_AIM OF THE EXERCISE:_
All entries, exactly as written, should be output again.

_MATERIAL FOR THE TASK:_

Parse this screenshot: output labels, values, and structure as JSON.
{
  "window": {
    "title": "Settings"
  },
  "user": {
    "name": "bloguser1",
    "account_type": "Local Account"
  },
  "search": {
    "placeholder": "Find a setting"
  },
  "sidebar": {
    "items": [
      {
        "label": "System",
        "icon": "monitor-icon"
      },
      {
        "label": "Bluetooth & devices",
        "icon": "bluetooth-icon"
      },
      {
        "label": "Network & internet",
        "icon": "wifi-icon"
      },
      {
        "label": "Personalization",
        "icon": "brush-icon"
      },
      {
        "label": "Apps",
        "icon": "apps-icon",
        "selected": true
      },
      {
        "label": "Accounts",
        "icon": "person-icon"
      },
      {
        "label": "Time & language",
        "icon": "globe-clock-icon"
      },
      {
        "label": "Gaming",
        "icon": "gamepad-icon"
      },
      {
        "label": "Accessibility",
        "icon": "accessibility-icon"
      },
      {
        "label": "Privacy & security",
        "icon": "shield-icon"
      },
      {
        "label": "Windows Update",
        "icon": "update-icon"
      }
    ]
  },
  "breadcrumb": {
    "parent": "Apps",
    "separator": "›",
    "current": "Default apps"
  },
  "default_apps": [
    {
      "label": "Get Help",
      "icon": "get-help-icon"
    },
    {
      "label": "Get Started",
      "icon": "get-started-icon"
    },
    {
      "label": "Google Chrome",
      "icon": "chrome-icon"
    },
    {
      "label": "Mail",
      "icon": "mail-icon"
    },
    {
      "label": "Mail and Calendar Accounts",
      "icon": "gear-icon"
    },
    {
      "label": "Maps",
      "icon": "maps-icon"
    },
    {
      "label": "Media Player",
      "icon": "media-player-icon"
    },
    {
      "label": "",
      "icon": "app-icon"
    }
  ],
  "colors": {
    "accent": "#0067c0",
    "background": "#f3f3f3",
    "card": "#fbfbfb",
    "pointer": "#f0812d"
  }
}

_TASK SOLUTION:_
Parse this screenshot: output labels, values, and structure as JSON.
{
  "window": {
    "title": "Settings"
  },
  "user": {
    "name": "bloguser1",
    "account_type": "Local Account"
  },
  "search": {
    "placeholder": "Find a setting"
  },
  "sidebar": {
    "items": [
      {
        "label": "System",
        "icon": "monitor-icon"
      },
      {
        "label": "Bluetooth & devices",
        "icon": "bluetooth-icon"
      },
      {
        "label": "Network & internet",
        "icon": "wifi-icon"
      },
      {
        "label": "Personalization",
        "icon": "brush-icon"
      },
      {
        "label": "Apps",
        "icon": "apps-icon",
        "selected": true
      },
      {
        "label": "Accounts",
        "icon": "person-icon"
      },
      {
        "label": "Time & language",
        "icon": "globe-clock-icon"
      },
      {
        "label": "Gaming",
        "icon": "gamepad-icon"
      },
      {
        "label": "Accessibility",
        "icon": "accessibility-icon"
      },
      {
        "label": "Privacy & security",
        "icon": "shield-icon"
      },
      {
        "label": "Windows Update",
        "icon": "update-icon"
      }
    ]
  },
  "breadcrumb": {
    "parent": "Apps",
    "separator": "›",
    "current": "Default apps"
  },
  "default_apps": [
    {
      "label": "Get Help",
      "icon": "get-help-icon"
    },
    {
      "label": "Get Started",
      "icon": "get-started-icon"
    },
    {
      "label": "Google Chrome",
      "icon": "chrome-icon"
    },
    {
      "label": "Mail",
      "icon": "mail-icon"
    },
    {
      "label": "Mail and Calendar Accounts",
      "icon": "gear-icon"
    },
    {
      "label": "Maps",
      "icon": "maps-icon"
    },
    {
      "label": "Media Player",
      "icon": "media-player-icon"
    },
    {
      "label": "",
      "icon": "app-icon"
    }
  ],
  "colors": {
    "accent": "#0067c0",
    "background": "#f3f3f3",
    "card": "#fbfbfb",
    "pointer": "#f0812d"
  }
}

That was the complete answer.